On the third Sunday of each month, you can usually find me pulling my vintage shopping cart through the aisles of the Long Beach Antique Market in Long Beach, California.  This time I was on the lookout for old Valentine's Day cards.  I also came across a few bags filled with other goodies that I'm sure will take me a couple hours to sort through.

If you create paperweights to sell in your shop or sell on Etsy, and occasionally have a difficult time dreaming up new designs, it's easy to find inspiration in boxes filled with miscellaneous trinkets and baubles.  Some dealers even specialize in selling odds-and-ends and have them categorized into groups such as scrabble letters, pinbacks, poker chips, tie clips, wooden bingo card markers, watch faces, etc.

You'll be surprised how many design ideas you can get just by looking through a box of junk.

This week I'll post several paperweight designs I create using items I found in Long Beach last weekend.


Glass Dragonfly Paperweight with Script Background

Whenever I find myself at Michaels, I spend the longest time looking through their selection of charms and pendants.  With so many to choose from, it's hard to limit myself to just two or three.
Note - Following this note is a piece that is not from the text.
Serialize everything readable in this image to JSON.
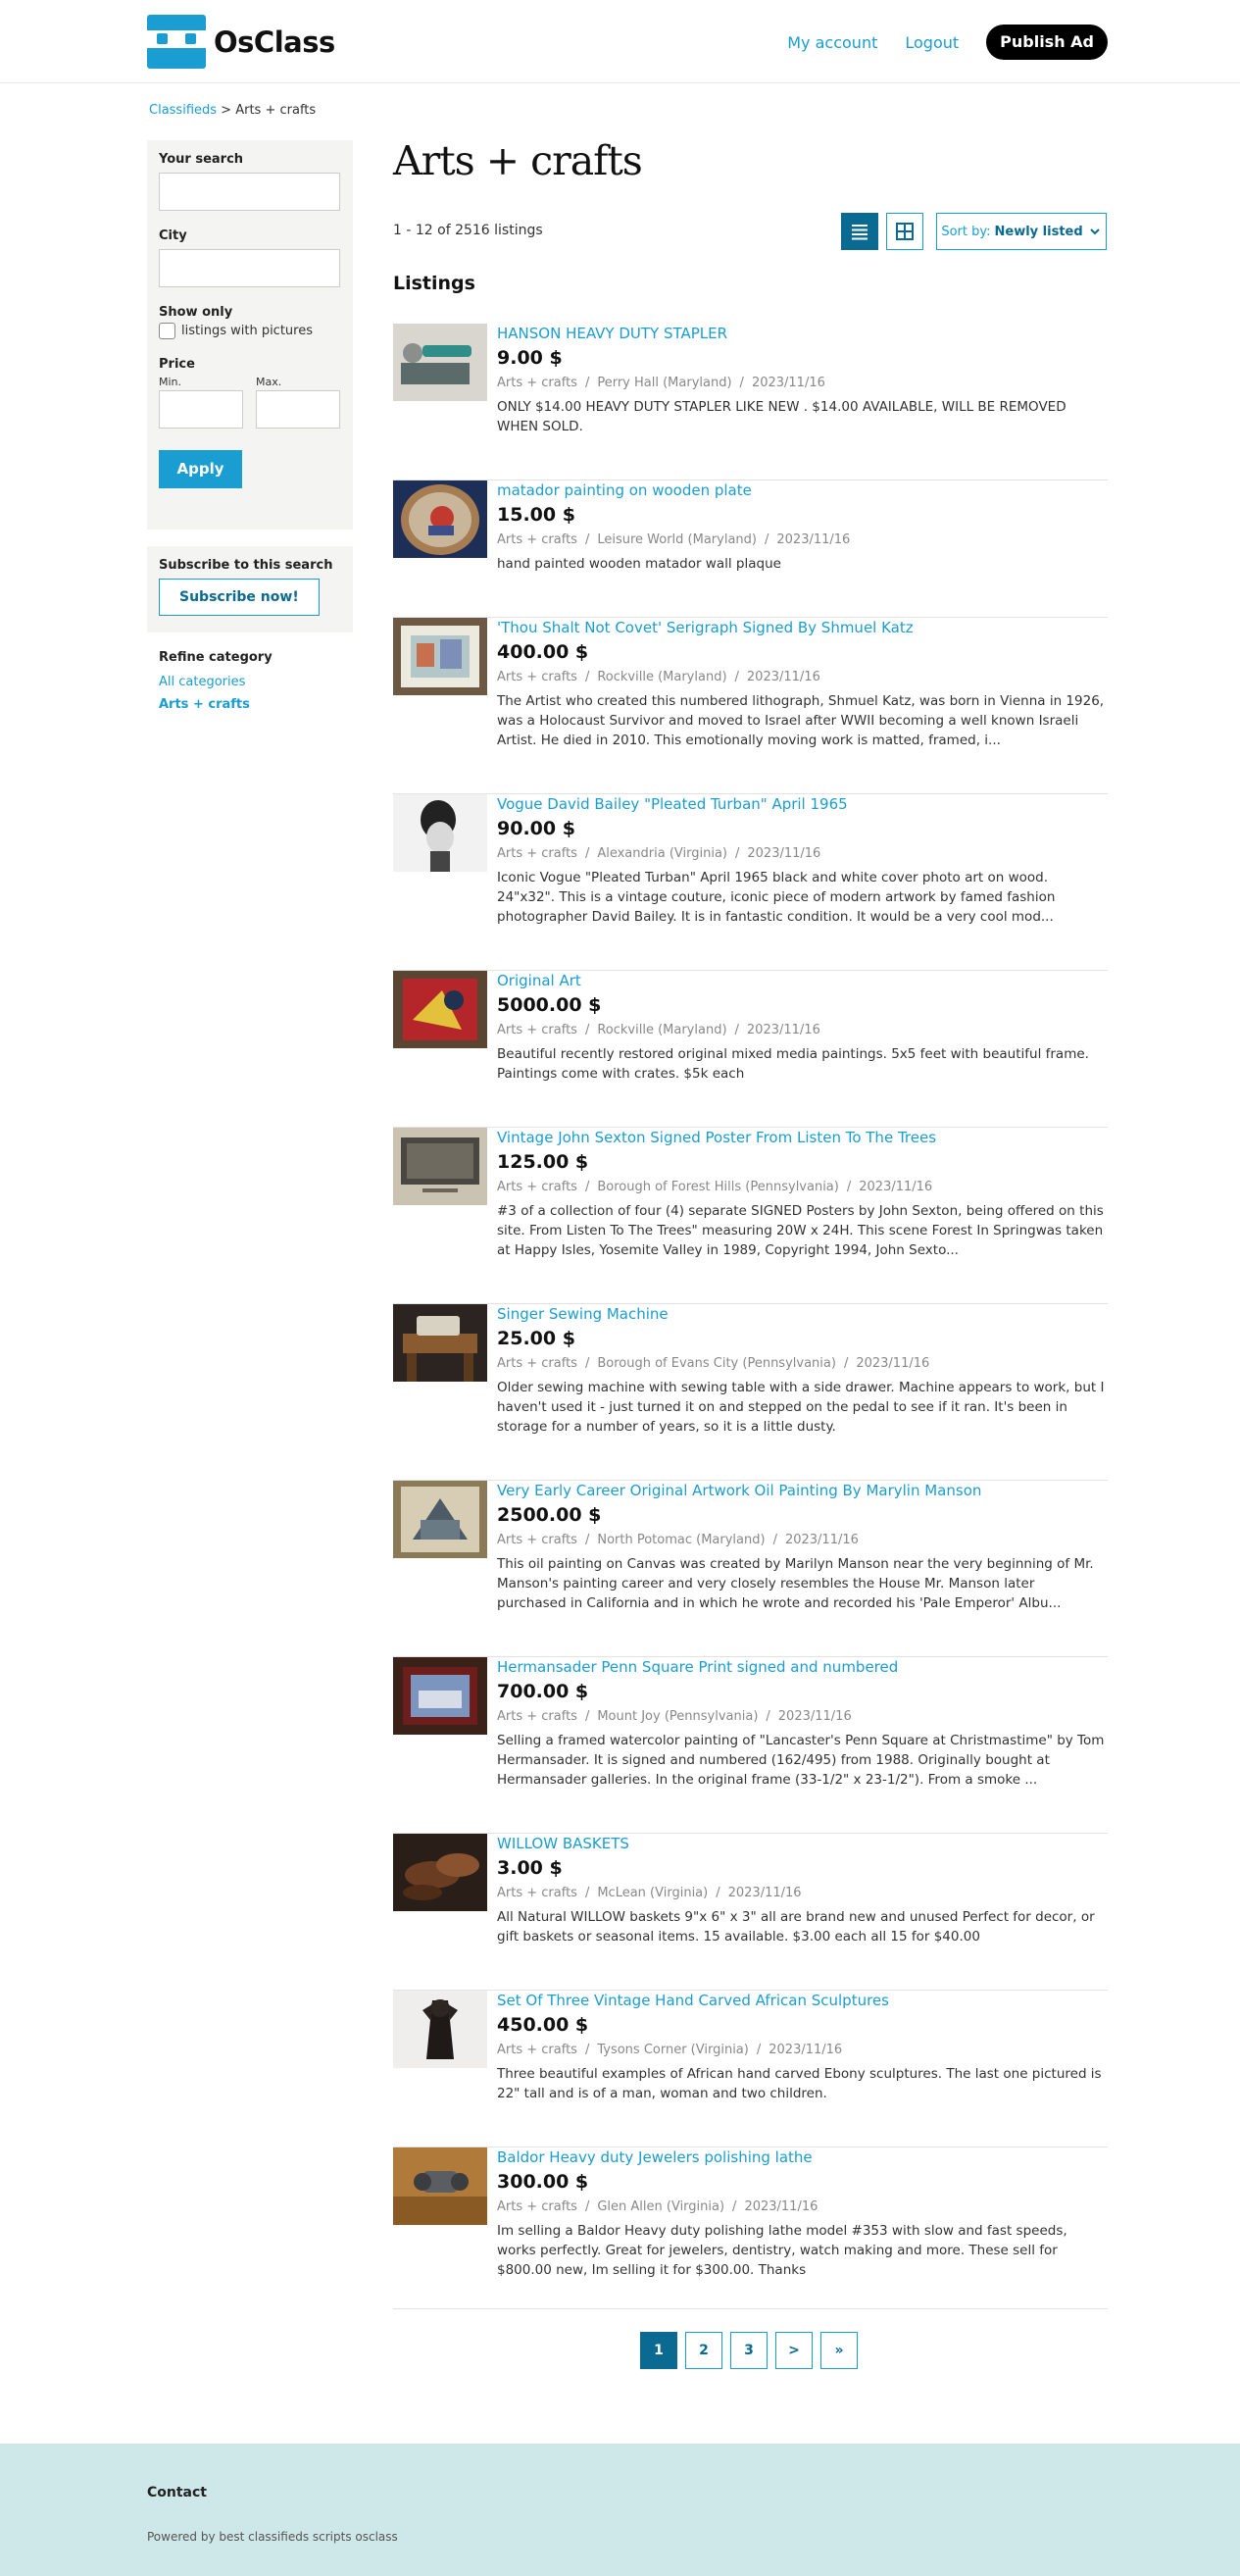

Some of my favorite pendant designs are by Bead Landing, a brand exclusive to Michaels.  Deco Chic, Bead Corner, and Industrial Chic are a few other lines with unique, interesting pieces.

It's easy to design a paperweight around a pendant.  The most difficult hurdle is choosing one that will fit your paperweight's display area, especially the depth.  Here's a tip...  Bring your paperweight to the store with you so you can see exactly how the pendant will look under glass.

The silver dragonfly paperweight was simple to assemble and cost just $5.50 for materials, in addition to the cost of the paperweight kit.  Here's how it was made:

Materials (above):  Deco Chic dragonfly pendant (Item #DC19923-101, Hirschberg Schutz & Co., Inc.), Script Cream scrapbook paper (Recollections, Michaels Stores), Dome Paperweight Kit (PhotoWeights).  You'll also need a hot melt glue gun.

Cover the round, self-adhesive mounting board (included in the paperweight kit) with a small piece of the scrapbook paper.  When finished, trim any paper that extends beyond the edge of the board.  Apply the pendant directly to the paper with hot melt glue.

Once the glue is has cooled, place the mounting board in the center of the adhesive-side of the bottom pad (also included in the paperweight kit).  Press gently around the pendant to ensure a tight bond.

After you've cleaned your paperweight with streak-free glass cleaner, finish by applying the bottom pad to the base of the paperweight.  Press along the outside edge to secure.

If you're into vintage, try using antique ephemera in place of the scrapbook paper.  A vintage postcard or advertising would make an excellent background. Be on the lookout for buttons, tokens, and pieces of antique jewelry to complete the look.  I recommend browsing through boxes of small, inexpensive baubles at antique shops and swap meets.  You never know what you'll find!